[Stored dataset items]
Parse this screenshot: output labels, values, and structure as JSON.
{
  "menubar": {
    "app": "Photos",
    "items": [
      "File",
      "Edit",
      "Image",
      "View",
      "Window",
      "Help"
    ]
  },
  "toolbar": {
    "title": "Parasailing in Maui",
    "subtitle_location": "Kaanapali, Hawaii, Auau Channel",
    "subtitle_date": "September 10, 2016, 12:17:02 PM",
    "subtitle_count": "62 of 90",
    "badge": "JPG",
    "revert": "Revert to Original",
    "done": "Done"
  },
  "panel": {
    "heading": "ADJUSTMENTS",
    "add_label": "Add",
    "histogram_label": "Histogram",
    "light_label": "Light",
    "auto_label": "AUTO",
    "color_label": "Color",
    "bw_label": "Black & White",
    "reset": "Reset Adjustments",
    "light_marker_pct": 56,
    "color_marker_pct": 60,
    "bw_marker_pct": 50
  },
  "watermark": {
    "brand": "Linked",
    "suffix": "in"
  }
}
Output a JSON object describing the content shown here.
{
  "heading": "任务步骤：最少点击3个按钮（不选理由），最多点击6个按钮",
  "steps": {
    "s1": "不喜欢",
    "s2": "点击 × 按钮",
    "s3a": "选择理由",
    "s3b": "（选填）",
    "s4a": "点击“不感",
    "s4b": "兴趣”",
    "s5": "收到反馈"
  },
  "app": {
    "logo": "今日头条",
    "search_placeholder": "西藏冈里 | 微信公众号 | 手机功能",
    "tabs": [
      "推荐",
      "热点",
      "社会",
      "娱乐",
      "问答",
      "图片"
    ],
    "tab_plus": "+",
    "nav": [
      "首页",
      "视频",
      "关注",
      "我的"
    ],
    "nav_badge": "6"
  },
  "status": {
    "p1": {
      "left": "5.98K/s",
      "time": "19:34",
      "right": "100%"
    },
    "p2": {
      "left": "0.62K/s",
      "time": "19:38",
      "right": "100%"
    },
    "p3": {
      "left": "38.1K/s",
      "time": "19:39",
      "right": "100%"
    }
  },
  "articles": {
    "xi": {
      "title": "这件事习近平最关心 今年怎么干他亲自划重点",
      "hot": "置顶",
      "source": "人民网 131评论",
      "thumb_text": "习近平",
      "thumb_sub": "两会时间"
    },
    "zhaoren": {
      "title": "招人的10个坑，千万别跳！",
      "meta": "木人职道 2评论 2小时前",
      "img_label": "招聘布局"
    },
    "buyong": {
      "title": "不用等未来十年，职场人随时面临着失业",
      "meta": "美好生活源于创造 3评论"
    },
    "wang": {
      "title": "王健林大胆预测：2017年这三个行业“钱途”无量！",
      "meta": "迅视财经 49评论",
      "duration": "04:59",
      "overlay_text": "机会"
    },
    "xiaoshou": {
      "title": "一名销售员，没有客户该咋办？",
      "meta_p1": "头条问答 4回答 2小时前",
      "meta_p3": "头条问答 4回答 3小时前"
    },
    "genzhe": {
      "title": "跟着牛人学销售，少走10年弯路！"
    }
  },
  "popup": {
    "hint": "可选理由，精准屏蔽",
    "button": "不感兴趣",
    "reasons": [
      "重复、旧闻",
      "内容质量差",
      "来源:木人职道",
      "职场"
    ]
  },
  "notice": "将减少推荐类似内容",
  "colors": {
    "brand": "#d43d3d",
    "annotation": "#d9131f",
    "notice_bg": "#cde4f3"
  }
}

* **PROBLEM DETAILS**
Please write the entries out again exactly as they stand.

* **WRITTEN SOLUTION**
Parse this screenshot: output labels, values, and structure as JSON.
{
  "menubar": {
    "app": "Photos",
    "items": [
      "File",
      "Edit",
      "Image",
      "View",
      "Window",
      "Help"
    ]
  },
  "toolbar": {
    "title": "Parasailing in Maui",
    "subtitle_location": "Kaanapali, Hawaii, Auau Channel",
    "subtitle_date": "September 10, 2016, 12:17:02 PM",
    "subtitle_count": "62 of 90",
    "badge": "JPG",
    "revert": "Revert to Original",
    "done": "Done"
  },
  "panel": {
    "heading": "ADJUSTMENTS",
    "add_label": "Add",
    "histogram_label": "Histogram",
    "light_label": "Light",
    "auto_label": "AUTO",
    "color_label": "Color",
    "bw_label": "Black & White",
    "reset": "Reset Adjustments",
    "light_marker_pct": 56,
    "color_marker_pct": 60,
    "bw_marker_pct": 50
  },
  "watermark": {
    "brand": "Linked",
    "suffix": "in"
  }
}
Output a JSON object describing the content shown here.
{
  "heading": "任务步骤：最少点击3个按钮（不选理由），最多点击6个按钮",
  "steps": {
    "s1": "不喜欢",
    "s2": "点击 × 按钮",
    "s3a": "选择理由",
    "s3b": "（选填）",
    "s4a": "点击“不感",
    "s4b": "兴趣”",
    "s5": "收到反馈"
  },
  "app": {
    "logo": "今日头条",
    "search_placeholder": "西藏冈里 | 微信公众号 | 手机功能",
    "tabs": [
      "推荐",
      "热点",
      "社会",
      "娱乐",
      "问答",
      "图片"
    ],
    "tab_plus": "+",
    "nav": [
      "首页",
      "视频",
      "关注",
      "我的"
    ],
    "nav_badge": "6"
  },
  "status": {
    "p1": {
      "left": "5.98K/s",
      "time": "19:34",
      "right": "100%"
    },
    "p2": {
      "left": "0.62K/s",
      "time": "19:38",
      "right": "100%"
    },
    "p3": {
      "left": "38.1K/s",
      "time": "19:39",
      "right": "100%"
    }
  },
  "articles": {
    "xi": {
      "title": "这件事习近平最关心 今年怎么干他亲自划重点",
      "hot": "置顶",
      "source": "人民网 131评论",
      "thumb_text": "习近平",
      "thumb_sub": "两会时间"
    },
    "zhaoren": {
      "title": "招人的10个坑，千万别跳！",
      "meta": "木人职道 2评论 2小时前",
      "img_label": "招聘布局"
    },
    "buyong": {
      "title": "不用等未来十年，职场人随时面临着失业",
      "meta": "美好生活源于创造 3评论"
    },
    "wang": {
      "title": "王健林大胆预测：2017年这三个行业“钱途”无量！",
      "meta": "迅视财经 49评论",
      "duration": "04:59",
      "overlay_text": "机会"
    },
    "xiaoshou": {
      "title": "一名销售员，没有客户该咋办？",
      "meta_p1": "头条问答 4回答 2小时前",
      "meta_p3": "头条问答 4回答 3小时前"
    },
    "genzhe": {
      "title": "跟着牛人学销售，少走10年弯路！"
    }
  },
  "popup": {
    "hint": "可选理由，精准屏蔽",
    "button": "不感兴趣",
    "reasons": [
      "重复、旧闻",
      "内容质量差",
      "来源:木人职道",
      "职场"
    ]
  },
  "notice": "将减少推荐类似内容",
  "colors": {
    "brand": "#d43d3d",
    "annotation": "#d9131f",
    "notice_bg": "#cde4f3"
  }
}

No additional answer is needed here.